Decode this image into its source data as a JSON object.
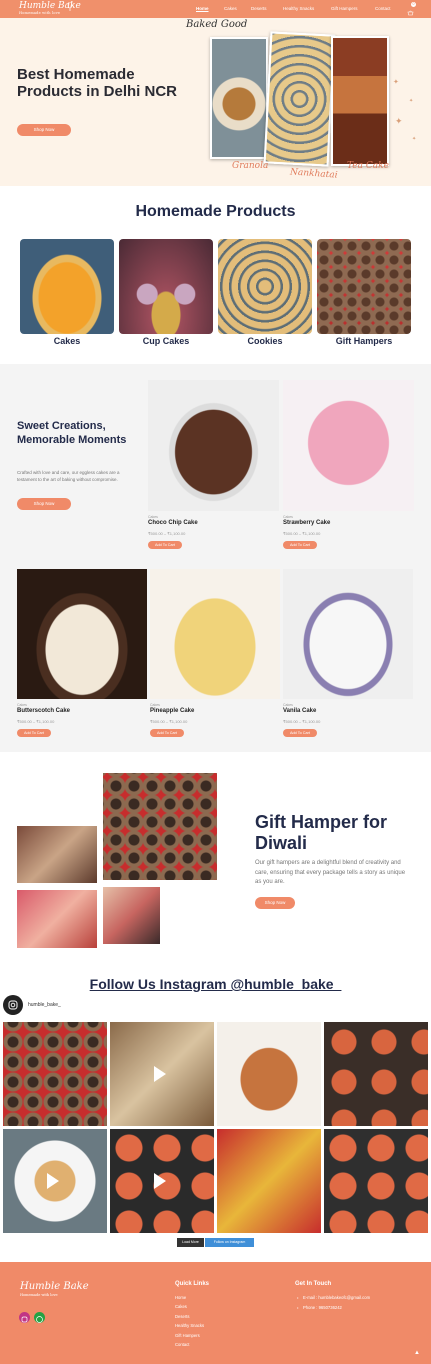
{
  "header": {
    "logo_text": "Humble Bake",
    "logo_tagline": "Homemade with love",
    "nav": [
      "Home",
      "Cakes",
      "Deserts",
      "Healthy Snacks",
      "Gift Hampers",
      "Contact"
    ],
    "cart_count": "0"
  },
  "hero": {
    "title": "Best Homemade Products in Delhi NCR",
    "button": "Shop Now",
    "banner_title": "Baked Good",
    "products": [
      "Granola",
      "Nankhatai",
      "Tea Cake"
    ]
  },
  "products_section": {
    "title": "Homemade Products",
    "categories": [
      "Cakes",
      "Cup Cakes",
      "Cookies",
      "Gift Hampers"
    ]
  },
  "sweet": {
    "title": "Sweet Creations, Memorable Moments",
    "desc": "Crafted with love and care, our eggless cakes are a testament to the art of baking without compromise.",
    "button": "Shop Now",
    "items": [
      {
        "category": "Cakes",
        "name": "Choco Chip Cake",
        "price": "₹500.00 – ₹1,100.00",
        "button": "Add To Cart"
      },
      {
        "category": "Cakes",
        "name": "Strawberry Cake",
        "price": "₹500.00 – ₹1,100.00",
        "button": "Add To Cart"
      },
      {
        "category": "Cakes",
        "name": "Butterscotch Cake",
        "price": "₹500.00 – ₹1,100.00",
        "button": "Add To Cart"
      },
      {
        "category": "Cakes",
        "name": "Pineapple Cake",
        "price": "₹500.00 – ₹1,100.00",
        "button": "Add To Cart"
      },
      {
        "category": "Cakes",
        "name": "Vanila Cake",
        "price": "₹500.00 – ₹1,100.00",
        "button": "Add To Cart"
      }
    ]
  },
  "gift": {
    "title": "Gift Hamper for Diwali",
    "desc": "Our gift hampers are a delightful blend of creativity and care, ensuring that every package tells a story as unique as you are.",
    "button": "Shop Now"
  },
  "instagram": {
    "title": "Follow Us Instagram @humble_bake_",
    "handle": "humble_bake_",
    "load_more": "Load More",
    "follow": "Follow on Instagram"
  },
  "footer": {
    "logo_text": "Humble Bake",
    "logo_tagline": "Homemade with love",
    "quick_links_title": "Quick Links",
    "quick_links": [
      "Home",
      "Cakes",
      "Deserts",
      "Healthy Snacks",
      "Gift Hampers",
      "Contact"
    ],
    "contact_title": "Get In Touch",
    "email": "E-mail : humblebakeofc@gmail.com",
    "phone": "Phone : 9650736242"
  },
  "colors": {
    "accent": "#f08a68",
    "heading": "#232b4a",
    "hero_bg": "#fdf3e8"
  },
  "icons": [
    "whisk-icon",
    "cart-icon",
    "instagram-icon",
    "whatsapp-icon",
    "play-icon",
    "scroll-top-icon"
  ]
}
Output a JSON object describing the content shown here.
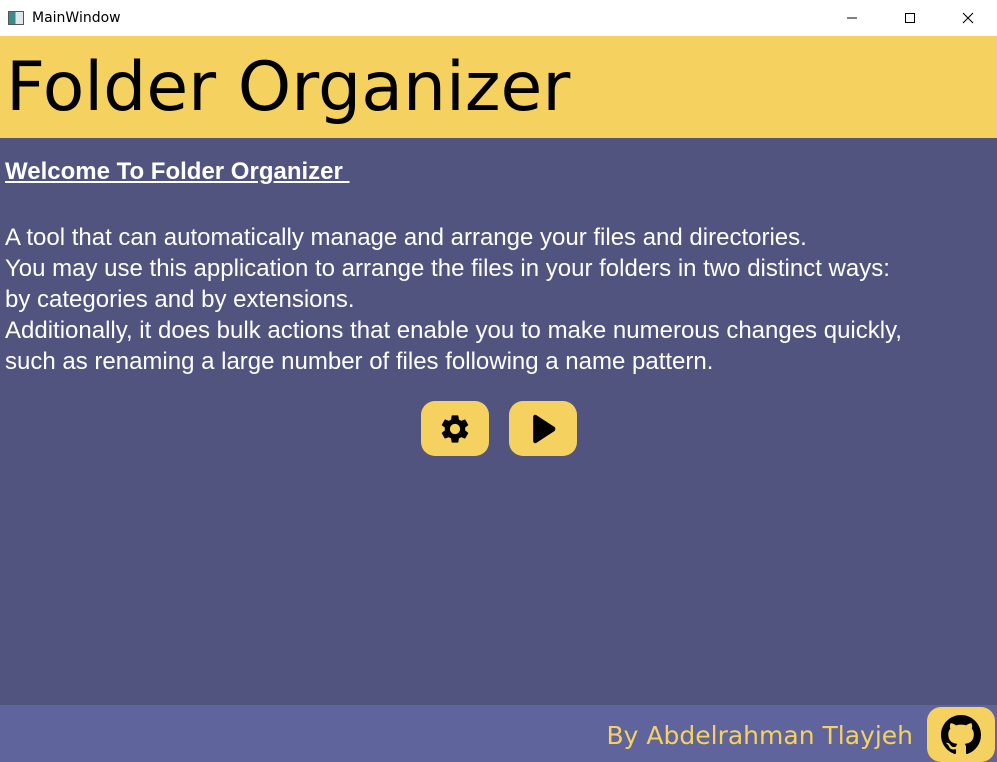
{
  "window": {
    "title": "MainWindow"
  },
  "header": {
    "title": "Folder Organizer"
  },
  "main": {
    "welcome_heading": "Welcome To Folder Organizer ",
    "description_lines": [
      "A tool that can automatically manage and arrange your files and directories.",
      "You may use this application to arrange the files in your folders in two distinct ways:",
      "by categories and by extensions.",
      "Additionally, it does bulk actions that enable you to make numerous changes quickly,",
      "such as renaming a large number of files following a name pattern."
    ],
    "buttons": [
      {
        "icon": "gear-icon"
      },
      {
        "icon": "play-icon"
      }
    ]
  },
  "footer": {
    "author": "By Abdelrahman Tlayjeh",
    "link_icon": "github-icon"
  },
  "colors": {
    "accent": "#f5d25f",
    "main_bg": "#50547f",
    "footer_bg": "#60649c"
  }
}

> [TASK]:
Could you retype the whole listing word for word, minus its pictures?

> [EXPECTED ANSWER]:
Decode this image into its source data as a JSON object.
{
  "header": {
    "logo_text": "Humble Bake",
    "logo_tagline": "Homemade with love",
    "nav": [
      "Home",
      "Cakes",
      "Deserts",
      "Healthy Snacks",
      "Gift Hampers",
      "Contact"
    ],
    "cart_count": "0"
  },
  "hero": {
    "title": "Best Homemade Products in Delhi NCR",
    "button": "Shop Now",
    "banner_title": "Baked Good",
    "products": [
      "Granola",
      "Nankhatai",
      "Tea Cake"
    ]
  },
  "products_section": {
    "title": "Homemade Products",
    "categories": [
      "Cakes",
      "Cup Cakes",
      "Cookies",
      "Gift Hampers"
    ]
  },
  "sweet": {
    "title": "Sweet Creations, Memorable Moments",
    "desc": "Crafted with love and care, our eggless cakes are a testament to the art of baking without compromise.",
    "button": "Shop Now",
    "items": [
      {
        "category": "Cakes",
        "name": "Choco Chip Cake",
        "price": "₹500.00 – ₹1,100.00",
        "button": "Add To Cart"
      },
      {
        "category": "Cakes",
        "name": "Strawberry Cake",
        "price": "₹500.00 – ₹1,100.00",
        "button": "Add To Cart"
      },
      {
        "category": "Cakes",
        "name": "Butterscotch Cake",
        "price": "₹500.00 – ₹1,100.00",
        "button": "Add To Cart"
      },
      {
        "category": "Cakes",
        "name": "Pineapple Cake",
        "price": "₹500.00 – ₹1,100.00",
        "button": "Add To Cart"
      },
      {
        "category": "Cakes",
        "name": "Vanila Cake",
        "price": "₹500.00 – ₹1,100.00",
        "button": "Add To Cart"
      }
    ]
  },
  "gift": {
    "title": "Gift Hamper for Diwali",
    "desc": "Our gift hampers are a delightful blend of creativity and care, ensuring that every package tells a story as unique as you are.",
    "button": "Shop Now"
  },
  "instagram": {
    "title": "Follow Us Instagram @humble_bake_",
    "handle": "humble_bake_",
    "load_more": "Load More",
    "follow": "Follow on Instagram"
  },
  "footer": {
    "logo_text": "Humble Bake",
    "logo_tagline": "Homemade with love",
    "quick_links_title": "Quick Links",
    "quick_links": [
      "Home",
      "Cakes",
      "Deserts",
      "Healthy Snacks",
      "Gift Hampers",
      "Contact"
    ],
    "contact_title": "Get In Touch",
    "email": "E-mail : humblebakeofc@gmail.com",
    "phone": "Phone : 9650736242"
  },
  "colors": {
    "accent": "#f08a68",
    "heading": "#232b4a",
    "hero_bg": "#fdf3e8"
  },
  "icons": [
    "whisk-icon",
    "cart-icon",
    "instagram-icon",
    "whatsapp-icon",
    "play-icon",
    "scroll-top-icon"
  ]
}
Output a JSON object describing the content shown here.
{
  "window": {
    "title": "MainWindow"
  },
  "header": {
    "title": "Folder Organizer"
  },
  "main": {
    "welcome_heading": "Welcome To Folder Organizer ",
    "description_lines": [
      "A tool that can automatically manage and arrange your files and directories.",
      "You may use this application to arrange the files in your folders in two distinct ways:",
      "by categories and by extensions.",
      "Additionally, it does bulk actions that enable you to make numerous changes quickly,",
      "such as renaming a large number of files following a name pattern."
    ],
    "buttons": [
      {
        "icon": "gear-icon"
      },
      {
        "icon": "play-icon"
      }
    ]
  },
  "footer": {
    "author": "By Abdelrahman Tlayjeh",
    "link_icon": "github-icon"
  },
  "colors": {
    "accent": "#f5d25f",
    "main_bg": "#50547f",
    "footer_bg": "#60649c"
  }
}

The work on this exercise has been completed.